Complaint from Iran falls on deaf ears after women stopped from playing moments before London 2012 Olympic qualifier.
FIFA President Sepp Blatter has urged Iran to end the ban on women watching football in stadiums, describing the situation as “intolerable”.
In comments published on Friday in FIFA’s weekly magazine ahead of International Women’s Day, Blatter said that despite his efforts to convince Iranian President Hassan Rouhani to let women attend matches when he met him in 2013, “nothing has happened”.
“I raised the topic at my meeting with President of Iran Hassan Rouhani, and came away with the impression that this intolerable situation could change over the medium term,” Blatter wrote in the letter titled “An appeal to Iran.”
“However, nothing has happened. A collective stadium ban still applies to women in Iran, despite the existence of a thriving women’s football organisation.
“This cannot continue. Hence, my appeal to the Iranian authorities; open the nation’s football stadiums to women.”

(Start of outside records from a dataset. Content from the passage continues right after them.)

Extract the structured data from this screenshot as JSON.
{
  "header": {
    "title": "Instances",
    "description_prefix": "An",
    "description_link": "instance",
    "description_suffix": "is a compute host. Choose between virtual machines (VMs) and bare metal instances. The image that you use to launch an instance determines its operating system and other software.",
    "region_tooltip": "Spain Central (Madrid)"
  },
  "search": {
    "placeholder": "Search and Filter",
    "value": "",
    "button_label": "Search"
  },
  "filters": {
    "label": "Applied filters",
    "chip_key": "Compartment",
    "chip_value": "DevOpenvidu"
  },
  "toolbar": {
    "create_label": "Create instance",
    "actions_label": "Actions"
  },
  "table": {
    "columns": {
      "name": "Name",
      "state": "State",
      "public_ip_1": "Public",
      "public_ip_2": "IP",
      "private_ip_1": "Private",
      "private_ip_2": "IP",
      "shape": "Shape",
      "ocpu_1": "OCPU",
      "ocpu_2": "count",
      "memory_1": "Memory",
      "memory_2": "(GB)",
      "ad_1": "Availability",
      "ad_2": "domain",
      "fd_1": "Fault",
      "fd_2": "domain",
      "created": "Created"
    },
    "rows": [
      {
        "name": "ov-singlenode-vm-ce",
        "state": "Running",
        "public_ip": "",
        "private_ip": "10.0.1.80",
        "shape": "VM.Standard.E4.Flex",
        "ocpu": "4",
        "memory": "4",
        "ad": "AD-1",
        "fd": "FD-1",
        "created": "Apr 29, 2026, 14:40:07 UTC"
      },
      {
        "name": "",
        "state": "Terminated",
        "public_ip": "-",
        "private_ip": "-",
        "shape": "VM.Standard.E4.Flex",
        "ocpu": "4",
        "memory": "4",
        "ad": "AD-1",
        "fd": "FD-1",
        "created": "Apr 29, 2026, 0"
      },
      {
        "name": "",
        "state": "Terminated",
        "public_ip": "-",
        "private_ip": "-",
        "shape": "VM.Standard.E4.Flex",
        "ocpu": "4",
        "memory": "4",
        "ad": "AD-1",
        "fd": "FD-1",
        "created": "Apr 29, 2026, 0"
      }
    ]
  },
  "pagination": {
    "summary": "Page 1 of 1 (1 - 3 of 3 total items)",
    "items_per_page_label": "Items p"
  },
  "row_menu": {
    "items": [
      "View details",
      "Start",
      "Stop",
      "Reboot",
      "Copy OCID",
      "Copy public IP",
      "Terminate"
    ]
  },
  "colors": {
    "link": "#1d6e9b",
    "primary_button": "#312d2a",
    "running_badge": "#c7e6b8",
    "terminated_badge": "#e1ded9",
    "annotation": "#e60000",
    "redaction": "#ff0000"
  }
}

Iran is one of the few countries that block women from attending matches but has permitted female fans at some other sports venues in the past.
In 2006, then-president Mahmoud Ahmadinejad said women could attend matches in a special section of stadiums, but the decision was overruled by higher authorities. A year later, Iranian filmmaker Jafar Panahi showed girls who dressed as men to sneak into football matches in Tehran.
Iran is bidding against the United Arab Emirates to host the 2019 Asian Cup and the ban on women is expected to damage their chances of being awarded the tournament.
At the Asian Cup earlier this year in Australia, Iranian players were reportedly threatened with punishment back home if they were to take selfies with female fans attending their games after pictures emerged on social media. Iranian female fans also showed up in numbers at stadiums during the tournament.
It's a game for everyone, no matter who you are, no matter where you are from
Blatter said the ban “cannot continue” and renewed his plea to the Iranian authorities.
“Even in territories where women are all but invisible for cultural reasons, football can instill a sense of purpose and self-worth that is too often denied them in their everyday lives,” Blatter said in his letter, later adding “our sport plays a crucial role in efforts to promote integration and equality for women”.
Blatter, who also attended the first women’s football and leadership conference on Friday in Zurich, said the development of the women’s game was a key element of his programme.
“It’s a game for everyone, no matter who you are, no matter where you are from,” he said. “What is important is that we must have leagues in the different associations, and not only national teams.”
Blatter also praised the International Football Association Board’s decision last year to allow the wearing of veils and turbans during matches, a move that was facilitated by the organisation of the 2016 women’s under-17 World Cup in Jordan.
“This opened the door to football for millions of girls and women. Especially in the Arab world …. our sport plays a crucial role in efforts to promote integration and equality for women,” Blatter said. “However, a willingness to reappraise the situation is not equally evident everywhere.”